When Norman figures out that she is in his house he knocks Sam out and runs to it. When Lila sees him she heads to the cellar and sees an old woman sitting there. She turns her around and screams at the sight of a skeleton. Norman runs down wearing a dress and wig, with a knife in hand only to be stopped at the last second by Sam. While all of this is happening a single light bulb swings back and forth through all the commotion showing the truth that has been revealed. We have finally been shown the light.
In a rather pointless but still interesting scene we are informed of Norman and his mother really being Norman in a split personality sense. Norman has, ever since her death, been half Norman half mother. We learn that he is no longer ever fully Norman, but is often fully mother. Even drifting in conversation from Norman to mother in sentence after sentence. This is heavily seen in the parlor scene with Marion and Norman.
Why I say this scene of exposition is rather pointless is because Hitchcock could have done without this scene and allowed the viewer to make up their own interpretation. While it is interesting to hear exactly what in the world just happened, I would have liked to be able to make that up for myself. I get the feeling this wasn't Hitch's decision but the studio's to which he conceded to in order to make such an outlandish film.
The final scene and monologue are greatly needed as they show the total and complete takeover of Norman by his mother personality.
Norma Bates: It's sad, when a mother has to speak the words that condemn her own son. But I couldn't allow them to believe that I would commit murder. They'll put him away now, as I should have years ago. He was always bad, and in the end he intended to tell them I killed those girls and that man... as if I could do anything but just sit and stare, like one of his stuffed birds. They know I can't move a finger, and I won't. I'll just sit here and be quiet, just in case they do... suspect me. They're probably watching me. Well, let them. Let them see what kind of a person I am. I'm not even going to swat that fly. I hope they are watching... they'll see. They'll see and they'll know, and they'll say, "Why, she wouldn't even harm a fly..."

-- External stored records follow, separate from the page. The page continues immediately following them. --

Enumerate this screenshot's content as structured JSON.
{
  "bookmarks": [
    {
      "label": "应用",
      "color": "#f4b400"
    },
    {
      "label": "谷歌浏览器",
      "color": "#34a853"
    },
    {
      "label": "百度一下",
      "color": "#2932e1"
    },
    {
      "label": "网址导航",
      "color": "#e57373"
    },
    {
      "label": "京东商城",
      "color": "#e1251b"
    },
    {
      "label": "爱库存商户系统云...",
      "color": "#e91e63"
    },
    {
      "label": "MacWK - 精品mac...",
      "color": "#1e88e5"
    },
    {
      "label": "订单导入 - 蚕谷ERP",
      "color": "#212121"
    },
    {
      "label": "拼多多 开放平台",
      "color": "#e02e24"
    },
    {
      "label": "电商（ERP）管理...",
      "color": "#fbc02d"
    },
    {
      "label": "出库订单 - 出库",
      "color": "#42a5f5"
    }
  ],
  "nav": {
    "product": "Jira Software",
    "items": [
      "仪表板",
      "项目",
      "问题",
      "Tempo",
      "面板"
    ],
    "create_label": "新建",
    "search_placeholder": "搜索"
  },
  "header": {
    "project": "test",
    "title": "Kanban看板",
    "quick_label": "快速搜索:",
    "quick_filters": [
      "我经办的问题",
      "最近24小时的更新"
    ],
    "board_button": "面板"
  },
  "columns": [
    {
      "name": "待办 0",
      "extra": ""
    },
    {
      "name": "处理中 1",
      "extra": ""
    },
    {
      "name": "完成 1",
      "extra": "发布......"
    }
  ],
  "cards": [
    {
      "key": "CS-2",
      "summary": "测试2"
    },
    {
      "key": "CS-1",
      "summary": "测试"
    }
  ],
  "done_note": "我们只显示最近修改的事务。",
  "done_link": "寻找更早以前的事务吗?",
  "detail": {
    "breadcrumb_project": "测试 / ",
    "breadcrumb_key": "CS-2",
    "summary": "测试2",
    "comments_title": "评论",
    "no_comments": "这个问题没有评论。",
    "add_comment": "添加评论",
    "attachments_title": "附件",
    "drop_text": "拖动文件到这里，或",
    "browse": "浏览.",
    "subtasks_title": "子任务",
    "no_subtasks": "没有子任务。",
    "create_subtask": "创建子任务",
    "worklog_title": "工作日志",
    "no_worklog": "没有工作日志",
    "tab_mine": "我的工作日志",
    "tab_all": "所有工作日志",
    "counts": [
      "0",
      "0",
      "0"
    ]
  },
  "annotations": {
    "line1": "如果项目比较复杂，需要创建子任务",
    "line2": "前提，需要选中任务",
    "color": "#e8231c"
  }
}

A creepy thing during this scene is while Norman holds a blanket around him with both hands a third hand sits on his lap. Could this be the hand of his mother with which he isn't going to swat the fly? creepy indeed. Not to mention the shot where Norman looks directly into the camera with the skeleton being slightly dissolved into the background.
This, to me, is Hitchcock's masterpiece. Even with the exposition(which I could do without) I feel this is a perfect film. The innovation and style are 100% Hitchcock and no one else could pull it off, as evidenced by the following sequels.